Observations on the Nature of the
A Preliminary Report
Arthur Kornhaber, M.D.
The more things change, the more they remain the same. Dr. Kornhaber's paper introduces us to the important nurturing and developmentally facilitating role that the extended family plays in the life of a small child. He focuses on the positive aspects of these interactions and on the joy that such interchange can bring to all involved. His findings are consonant with those that suggest that support networks for new parents aid good parenting (Brown, 1975) and with clinical impressions suggesting that the birth of a grandchild may be a critical consolidating experience in adult development (Cath, 1982).
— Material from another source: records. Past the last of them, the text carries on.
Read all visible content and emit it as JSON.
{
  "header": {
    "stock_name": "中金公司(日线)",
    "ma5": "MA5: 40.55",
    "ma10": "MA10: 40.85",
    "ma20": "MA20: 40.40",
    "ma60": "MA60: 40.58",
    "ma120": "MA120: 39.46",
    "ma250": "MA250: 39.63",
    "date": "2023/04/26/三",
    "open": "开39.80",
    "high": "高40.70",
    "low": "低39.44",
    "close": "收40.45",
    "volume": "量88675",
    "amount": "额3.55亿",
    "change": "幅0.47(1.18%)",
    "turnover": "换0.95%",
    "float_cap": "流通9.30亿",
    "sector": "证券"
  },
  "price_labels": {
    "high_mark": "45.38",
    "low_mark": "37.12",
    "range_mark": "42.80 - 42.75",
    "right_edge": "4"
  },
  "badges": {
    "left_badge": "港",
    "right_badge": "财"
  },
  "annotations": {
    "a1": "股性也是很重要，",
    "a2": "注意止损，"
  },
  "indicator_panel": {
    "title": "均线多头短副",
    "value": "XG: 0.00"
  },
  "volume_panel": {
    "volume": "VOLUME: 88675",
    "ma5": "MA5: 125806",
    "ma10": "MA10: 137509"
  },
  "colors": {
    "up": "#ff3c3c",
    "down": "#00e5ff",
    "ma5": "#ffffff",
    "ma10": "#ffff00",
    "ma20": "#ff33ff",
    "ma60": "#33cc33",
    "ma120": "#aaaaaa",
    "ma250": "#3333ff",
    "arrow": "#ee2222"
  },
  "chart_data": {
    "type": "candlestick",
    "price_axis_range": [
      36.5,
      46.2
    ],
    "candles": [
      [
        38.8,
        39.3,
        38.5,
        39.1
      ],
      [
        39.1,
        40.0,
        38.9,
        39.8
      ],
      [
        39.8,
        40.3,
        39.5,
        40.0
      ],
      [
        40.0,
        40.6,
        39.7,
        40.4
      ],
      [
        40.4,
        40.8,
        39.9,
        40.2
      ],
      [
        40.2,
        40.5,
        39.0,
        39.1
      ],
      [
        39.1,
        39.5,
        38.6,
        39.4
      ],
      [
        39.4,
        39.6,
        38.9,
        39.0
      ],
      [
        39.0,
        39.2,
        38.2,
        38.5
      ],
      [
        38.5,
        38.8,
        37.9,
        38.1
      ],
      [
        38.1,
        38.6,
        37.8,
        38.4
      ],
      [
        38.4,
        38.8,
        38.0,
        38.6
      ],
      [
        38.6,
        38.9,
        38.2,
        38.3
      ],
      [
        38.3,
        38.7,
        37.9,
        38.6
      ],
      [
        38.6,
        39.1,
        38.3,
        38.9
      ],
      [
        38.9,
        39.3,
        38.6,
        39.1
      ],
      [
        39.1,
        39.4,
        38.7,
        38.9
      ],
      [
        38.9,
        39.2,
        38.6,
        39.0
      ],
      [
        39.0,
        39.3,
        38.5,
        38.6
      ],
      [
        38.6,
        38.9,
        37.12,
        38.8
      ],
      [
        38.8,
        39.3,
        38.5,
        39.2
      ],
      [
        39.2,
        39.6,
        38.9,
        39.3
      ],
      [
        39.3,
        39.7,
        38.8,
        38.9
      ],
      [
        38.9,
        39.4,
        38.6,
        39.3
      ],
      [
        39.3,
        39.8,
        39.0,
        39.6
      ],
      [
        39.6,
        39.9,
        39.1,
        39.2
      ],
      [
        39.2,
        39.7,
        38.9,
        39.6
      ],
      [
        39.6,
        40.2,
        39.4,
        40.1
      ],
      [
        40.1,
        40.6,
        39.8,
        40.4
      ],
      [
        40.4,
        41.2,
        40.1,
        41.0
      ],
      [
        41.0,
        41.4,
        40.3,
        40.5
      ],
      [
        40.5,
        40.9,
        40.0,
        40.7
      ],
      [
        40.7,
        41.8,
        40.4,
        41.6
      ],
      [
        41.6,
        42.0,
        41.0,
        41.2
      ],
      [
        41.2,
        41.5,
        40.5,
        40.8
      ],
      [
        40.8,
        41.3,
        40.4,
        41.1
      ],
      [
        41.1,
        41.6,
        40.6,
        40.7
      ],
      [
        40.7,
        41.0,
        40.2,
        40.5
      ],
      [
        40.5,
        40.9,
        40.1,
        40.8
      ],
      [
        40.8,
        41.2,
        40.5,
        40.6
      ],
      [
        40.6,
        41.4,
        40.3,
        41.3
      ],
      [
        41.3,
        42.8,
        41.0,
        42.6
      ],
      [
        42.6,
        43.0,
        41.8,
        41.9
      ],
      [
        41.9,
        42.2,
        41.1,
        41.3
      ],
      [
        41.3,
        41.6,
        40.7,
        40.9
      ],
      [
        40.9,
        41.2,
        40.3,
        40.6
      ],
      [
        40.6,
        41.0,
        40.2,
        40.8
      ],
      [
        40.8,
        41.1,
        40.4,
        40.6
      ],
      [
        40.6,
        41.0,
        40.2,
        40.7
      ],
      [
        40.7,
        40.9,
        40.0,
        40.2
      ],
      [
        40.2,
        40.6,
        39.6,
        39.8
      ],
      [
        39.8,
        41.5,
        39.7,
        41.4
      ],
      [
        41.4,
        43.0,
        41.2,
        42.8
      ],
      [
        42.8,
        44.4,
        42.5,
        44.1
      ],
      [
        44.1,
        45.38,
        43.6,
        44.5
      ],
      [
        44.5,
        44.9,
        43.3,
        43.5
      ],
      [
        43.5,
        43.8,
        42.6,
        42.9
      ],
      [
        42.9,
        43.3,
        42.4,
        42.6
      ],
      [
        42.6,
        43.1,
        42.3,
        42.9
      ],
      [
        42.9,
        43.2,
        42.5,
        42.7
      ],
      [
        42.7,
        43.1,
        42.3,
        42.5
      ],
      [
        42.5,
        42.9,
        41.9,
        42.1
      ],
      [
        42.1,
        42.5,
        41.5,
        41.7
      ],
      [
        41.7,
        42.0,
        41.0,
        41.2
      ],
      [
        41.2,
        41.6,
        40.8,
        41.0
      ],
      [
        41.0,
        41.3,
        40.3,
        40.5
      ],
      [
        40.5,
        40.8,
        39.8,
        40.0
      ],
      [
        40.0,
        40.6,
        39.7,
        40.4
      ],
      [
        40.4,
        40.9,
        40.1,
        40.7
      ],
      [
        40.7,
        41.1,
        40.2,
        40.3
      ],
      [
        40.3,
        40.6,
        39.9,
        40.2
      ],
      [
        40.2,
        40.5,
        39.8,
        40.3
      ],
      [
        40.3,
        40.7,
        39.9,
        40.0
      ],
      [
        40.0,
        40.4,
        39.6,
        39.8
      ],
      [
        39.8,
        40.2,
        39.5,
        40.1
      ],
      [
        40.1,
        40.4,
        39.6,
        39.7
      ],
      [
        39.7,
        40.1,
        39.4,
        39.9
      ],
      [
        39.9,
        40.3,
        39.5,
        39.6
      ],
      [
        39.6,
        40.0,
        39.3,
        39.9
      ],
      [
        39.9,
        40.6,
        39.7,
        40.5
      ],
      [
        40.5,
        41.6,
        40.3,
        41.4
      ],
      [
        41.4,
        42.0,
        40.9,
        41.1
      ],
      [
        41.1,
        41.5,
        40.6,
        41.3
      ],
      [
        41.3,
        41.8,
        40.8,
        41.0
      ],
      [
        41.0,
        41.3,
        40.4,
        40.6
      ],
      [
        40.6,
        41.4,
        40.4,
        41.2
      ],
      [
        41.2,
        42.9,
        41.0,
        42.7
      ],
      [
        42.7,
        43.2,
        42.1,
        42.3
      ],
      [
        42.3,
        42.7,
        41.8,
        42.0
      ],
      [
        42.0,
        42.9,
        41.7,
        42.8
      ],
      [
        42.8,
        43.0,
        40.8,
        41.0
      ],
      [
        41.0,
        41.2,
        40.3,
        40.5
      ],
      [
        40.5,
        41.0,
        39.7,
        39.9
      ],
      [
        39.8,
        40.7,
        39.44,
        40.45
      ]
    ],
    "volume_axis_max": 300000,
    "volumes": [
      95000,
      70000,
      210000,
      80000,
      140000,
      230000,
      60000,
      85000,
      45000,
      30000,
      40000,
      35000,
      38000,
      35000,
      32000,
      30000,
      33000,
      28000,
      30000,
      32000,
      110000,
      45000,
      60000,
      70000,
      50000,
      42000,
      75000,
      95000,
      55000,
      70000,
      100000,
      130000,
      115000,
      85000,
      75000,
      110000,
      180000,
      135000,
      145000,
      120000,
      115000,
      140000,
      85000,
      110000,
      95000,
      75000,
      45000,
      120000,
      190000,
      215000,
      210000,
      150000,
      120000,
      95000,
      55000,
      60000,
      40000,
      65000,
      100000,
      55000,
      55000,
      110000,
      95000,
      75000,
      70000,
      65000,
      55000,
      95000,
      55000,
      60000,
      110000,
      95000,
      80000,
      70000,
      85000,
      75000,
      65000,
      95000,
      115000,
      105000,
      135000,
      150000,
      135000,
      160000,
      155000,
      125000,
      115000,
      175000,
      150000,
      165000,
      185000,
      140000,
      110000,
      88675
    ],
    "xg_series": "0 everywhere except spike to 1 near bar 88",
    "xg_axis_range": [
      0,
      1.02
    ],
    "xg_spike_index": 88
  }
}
Kornhaber focuses on facilitation and complementarity. He does not address the frequently reciprocal issues of competition, conflict, restitution, and revenge. In this regard a study of the parent-grandparent relationship becomes an imperative correlative for the study of the grandparent-infant one. It has been generally accepted that motherhood brings an opportunity to rework in a somewhat expanded way daughter-mother issues (Bibring et al., 1961), work that is often not completed until the second or subsequent pregnancies. Similar observations have been made with regard to expectant fatherhood (Herzog, 1982). In a longitudinal observational study of eight families (Herzog, chapter 36, this volume) it became abundantly clear that complicated dynamic interplays between parents, parental representations, and grandparents occur frequently in many families. The converse is also true. Grandparents must deal with the reawakening of many vestigial conflicts their children's fecundity and the very presence of a new infant may stimulate.
For these reasons it seems very critical to me that Dr. Kornhaber's excellent work be continued and enlarged to examine the grandparent-infant relationship in light of the grandparent-parent relationship—past, present, actual, and desired. It seems to me that this is particularly critical if one wishes to prescribe grandparent involvement in the family life. This ancient and seemingly universal good needs to be understood as an opportunity that is predicated on more than the appearance of a new child. As with all such psychobiological